Poker is a card game that has become synonymous with chance and luck, but it actually involves quite a bit of skill. A good poker player is not only able to read other players, but also knows when to play and when to fold. This is a useful skill in many situations, especially when you are trying to win money. Poker is a game that can be played by anyone, but it’s important to understand the rules of the game before you start playing.
Whether you’re a beginner or an experienced player, there are many benefits to playing poker. For one, it improves math skills by teaching you how to calculate odds. This isn’t just the 1+1=2 kind of math; poker involves calculating things like implied odds and pot odds to determine if you should call, raise, or fold. This type of quick thinking and calculation is beneficial in a number of ways, including helping you make better decisions at the table and understanding your opponents’ odds.
Another skill that poker teaches is how to control your emotions. It’s easy to get carried away when you have a good hand, but it’s just as important to know when to call it quits and walk away. This is a valuable lesson that can be applied to many other situations, from giving a presentation at work to dating.
It’s also a great way to learn how to manage risk. Even if you’re a great poker player, it’s still possible to lose a lot of money in a short period of time, so it’s important to keep that in mind and only gamble with money that you can afford to lose. It’s also helpful to have a bankroll that you’re comfortable with so that you can limit your losses if you happen to have a bad session.
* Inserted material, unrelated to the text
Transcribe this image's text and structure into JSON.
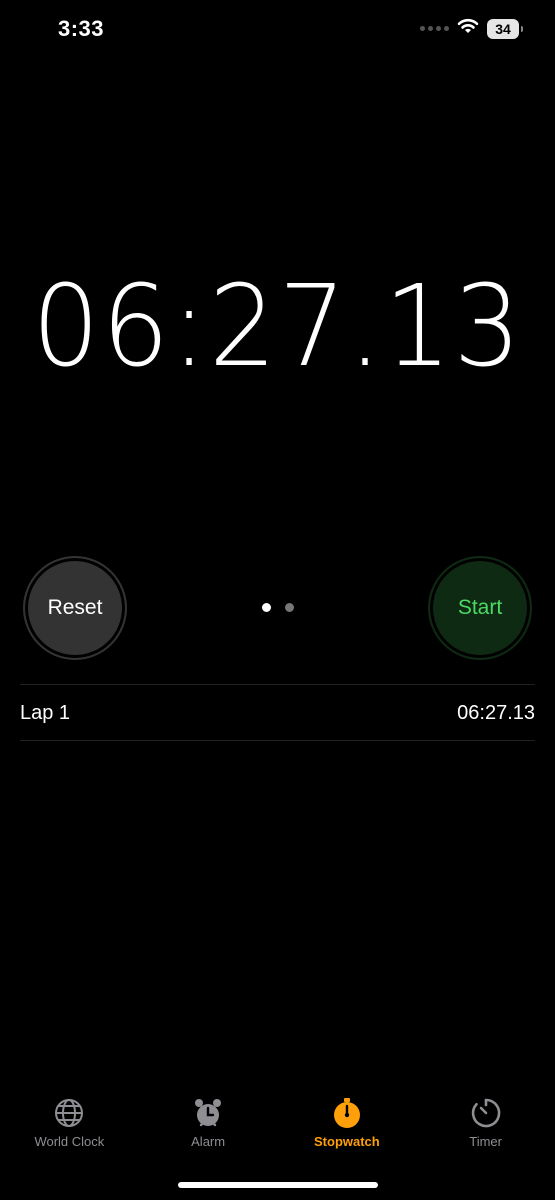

Finally, poker teaches you how to read other people and pick up on their body language. This is a skill that can be used in many situations, from bluffing at the poker table to reading someone’s reactions during a conversation. It’s also a great way to practice mindfulness and develop a more in-tune awareness of your own emotions. This can be a useful tool in overcoming stress and anxiety, which can lead to negative consequences both at the poker table and in life.